**To do:** Search the entries below for the word "JSON", then copy each line in which it is found.

-- Record extracts follows --

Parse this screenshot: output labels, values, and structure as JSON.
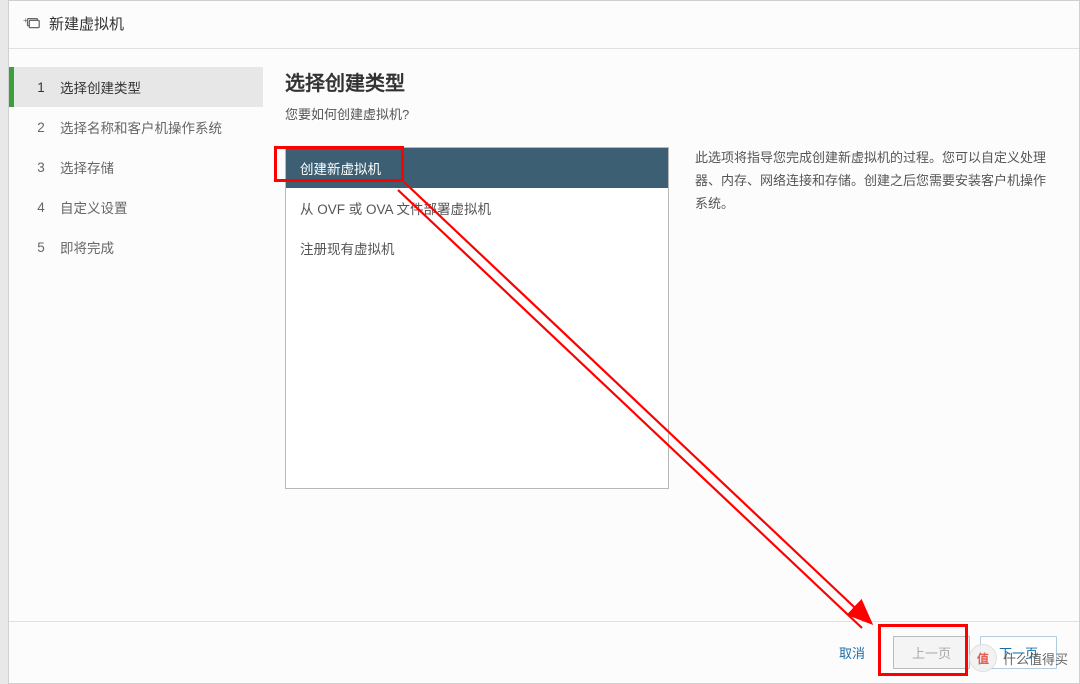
{
  "dialog": {
    "title": "新建虚拟机"
  },
  "steps": [
    {
      "num": "1",
      "label": "选择创建类型",
      "active": true
    },
    {
      "num": "2",
      "label": "选择名称和客户机操作系统",
      "active": false
    },
    {
      "num": "3",
      "label": "选择存储",
      "active": false
    },
    {
      "num": "4",
      "label": "自定义设置",
      "active": false
    },
    {
      "num": "5",
      "label": "即将完成",
      "active": false
    }
  ],
  "content": {
    "title": "选择创建类型",
    "subtitle": "您要如何创建虚拟机?"
  },
  "options": [
    {
      "label": "创建新虚拟机",
      "selected": true
    },
    {
      "label": "从 OVF 或 OVA 文件部署虚拟机",
      "selected": false
    },
    {
      "label": "注册现有虚拟机",
      "selected": false
    }
  ],
  "description": "此选项将指导您完成创建新虚拟机的过程。您可以自定义处理器、内存、网络连接和存储。创建之后您需要安装客户机操作系统。",
  "footer": {
    "cancel": "取消",
    "prev": "上一页",
    "next": "下一页"
  },
  "watermark": {
    "badge": "值",
    "text": "什么值得买"
  }
}
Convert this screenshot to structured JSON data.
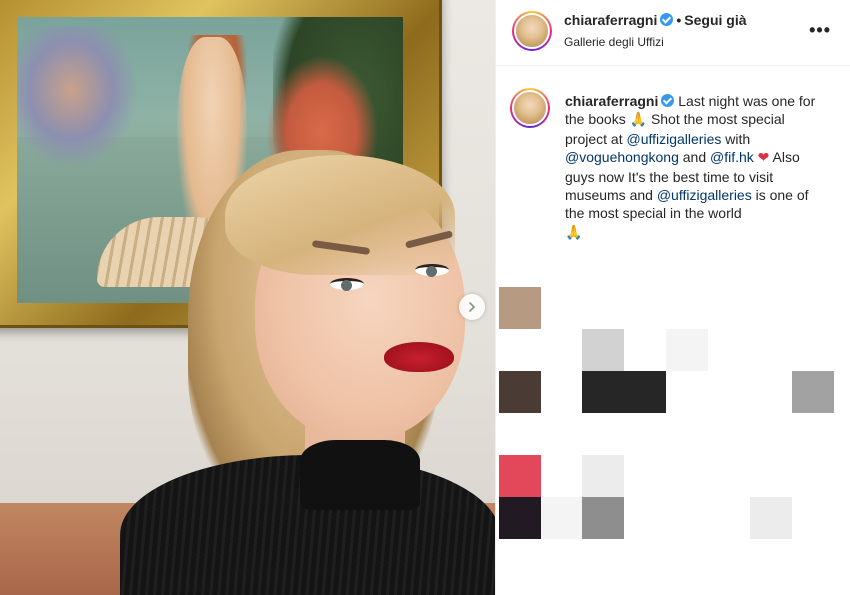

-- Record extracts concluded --

**Answer to this exercise:**
Parse this screenshot: output labels, values, and structure as JSON.
Convert this screenshot to structured JSON data.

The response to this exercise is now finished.